◆ **WORK TASK**: What is needed here is a word-for-word copy of all the entries below.
BEGIN TASK INPUTS
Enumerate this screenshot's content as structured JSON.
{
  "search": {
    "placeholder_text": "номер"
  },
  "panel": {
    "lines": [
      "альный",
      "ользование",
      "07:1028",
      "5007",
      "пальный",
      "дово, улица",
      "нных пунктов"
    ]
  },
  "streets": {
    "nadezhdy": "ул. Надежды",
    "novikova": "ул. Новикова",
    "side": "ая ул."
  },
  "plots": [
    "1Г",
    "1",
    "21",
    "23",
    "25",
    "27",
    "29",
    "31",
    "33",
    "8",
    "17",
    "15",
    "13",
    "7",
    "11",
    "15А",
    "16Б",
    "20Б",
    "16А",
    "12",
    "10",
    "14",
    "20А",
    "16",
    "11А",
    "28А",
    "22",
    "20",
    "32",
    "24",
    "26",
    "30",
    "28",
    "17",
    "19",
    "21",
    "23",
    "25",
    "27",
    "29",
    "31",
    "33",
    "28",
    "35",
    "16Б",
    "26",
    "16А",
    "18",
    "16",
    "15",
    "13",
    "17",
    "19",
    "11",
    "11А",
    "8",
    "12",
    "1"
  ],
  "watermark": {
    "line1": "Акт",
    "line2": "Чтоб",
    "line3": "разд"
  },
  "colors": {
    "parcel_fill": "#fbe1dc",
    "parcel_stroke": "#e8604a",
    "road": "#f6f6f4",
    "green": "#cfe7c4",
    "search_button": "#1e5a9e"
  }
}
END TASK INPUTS
◆ **RESPONSE TO THE EXERCISE**:
Enumerate this screenshot's content as structured JSON.
{
  "search": {
    "placeholder_text": "номер"
  },
  "panel": {
    "lines": [
      "альный",
      "ользование",
      "07:1028",
      "5007",
      "пальный",
      "дово, улица",
      "нных пунктов"
    ]
  },
  "streets": {
    "nadezhdy": "ул. Надежды",
    "novikova": "ул. Новикова",
    "side": "ая ул."
  },
  "plots": [
    "1Г",
    "1",
    "21",
    "23",
    "25",
    "27",
    "29",
    "31",
    "33",
    "8",
    "17",
    "15",
    "13",
    "7",
    "11",
    "15А",
    "16Б",
    "20Б",
    "16А",
    "12",
    "10",
    "14",
    "20А",
    "16",
    "11А",
    "28А",
    "22",
    "20",
    "32",
    "24",
    "26",
    "30",
    "28",
    "17",
    "19",
    "21",
    "23",
    "25",
    "27",
    "29",
    "31",
    "33",
    "28",
    "35",
    "16Б",
    "26",
    "16А",
    "18",
    "16",
    "15",
    "13",
    "17",
    "19",
    "11",
    "11А",
    "8",
    "12",
    "1"
  ],
  "watermark": {
    "line1": "Акт",
    "line2": "Чтоб",
    "line3": "разд"
  },
  "colors": {
    "parcel_fill": "#fbe1dc",
    "parcel_stroke": "#e8604a",
    "road": "#f6f6f4",
    "green": "#cfe7c4",
    "search_button": "#1e5a9e"
  }
}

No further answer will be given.